Supplied material: Begin

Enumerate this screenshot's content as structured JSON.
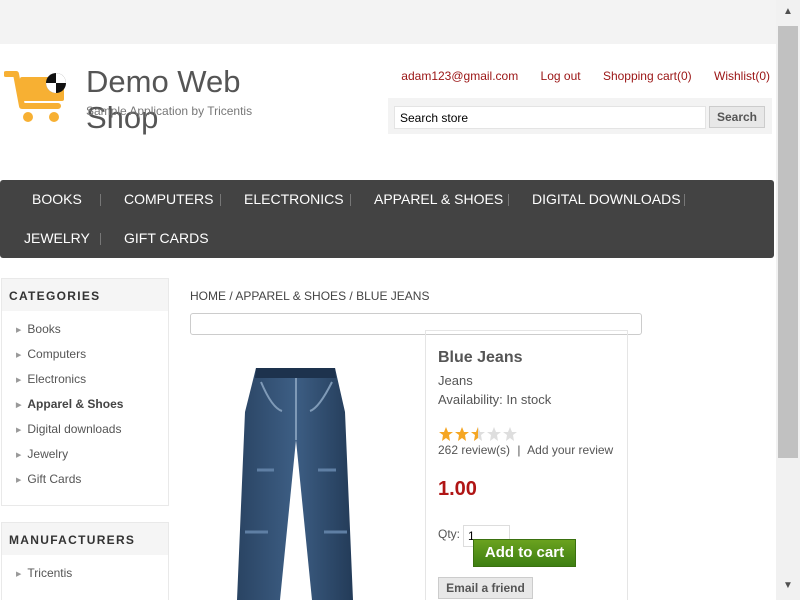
{
  "header": {
    "logo": {
      "title": "Demo Web Shop",
      "subtitle": "Sample Application by Tricentis",
      "icon": "shopping-cart-icon",
      "colors": {
        "cart": "#f7b033",
        "wheel": "#f7b033",
        "badge": "#111111"
      }
    },
    "links": {
      "account": "adam123@gmail.com",
      "logout": "Log out",
      "shopping_cart": "Shopping cart(0)",
      "wishlist": "Wishlist(0)"
    },
    "search": {
      "value": "Search store",
      "button_label": "Search"
    }
  },
  "navigation": {
    "items": [
      {
        "label": "BOOKS"
      },
      {
        "label": "COMPUTERS"
      },
      {
        "label": "ELECTRONICS"
      },
      {
        "label": "APPAREL & SHOES"
      },
      {
        "label": "DIGITAL DOWNLOADS"
      },
      {
        "label": "JEWELRY"
      },
      {
        "label": "GIFT CARDS"
      }
    ],
    "background_color": "#434343"
  },
  "sidebar": {
    "categories": {
      "title": "CATEGORIES",
      "items": [
        {
          "label": "Books",
          "active": false
        },
        {
          "label": "Computers",
          "active": false
        },
        {
          "label": "Electronics",
          "active": false
        },
        {
          "label": "Apparel & Shoes",
          "active": true
        },
        {
          "label": "Digital downloads",
          "active": false
        },
        {
          "label": "Jewelry",
          "active": false
        },
        {
          "label": "Gift Cards",
          "active": false
        }
      ]
    },
    "manufacturers": {
      "title": "MANUFACTURERS",
      "items": [
        {
          "label": "Tricentis"
        }
      ]
    }
  },
  "breadcrumb": {
    "items": [
      "HOME",
      "APPAREL & SHOES",
      "BLUE JEANS"
    ],
    "separator": "/"
  },
  "product": {
    "name": "Blue Jeans",
    "manufacturer": "Jeans",
    "availability": "Availability: In stock",
    "rating": 2.5,
    "reviews_text": "262 review(s)",
    "review_separator": "|",
    "add_review_text": "Add your review",
    "price": "1.00",
    "quantity_label": "Qty:",
    "quantity_value": "1",
    "add_to_cart_label": "Add to cart",
    "email_friend_label": "Email a friend",
    "image": "blue-jeans-image",
    "colors": {
      "price": "#b01515",
      "add_to_cart": "#4a8d15"
    }
  }
}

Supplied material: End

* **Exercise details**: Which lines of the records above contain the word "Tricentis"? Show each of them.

* **Solution to the exercise**:
      "subtitle": "Sample Application by Tricentis",
          "label": "Tricentis"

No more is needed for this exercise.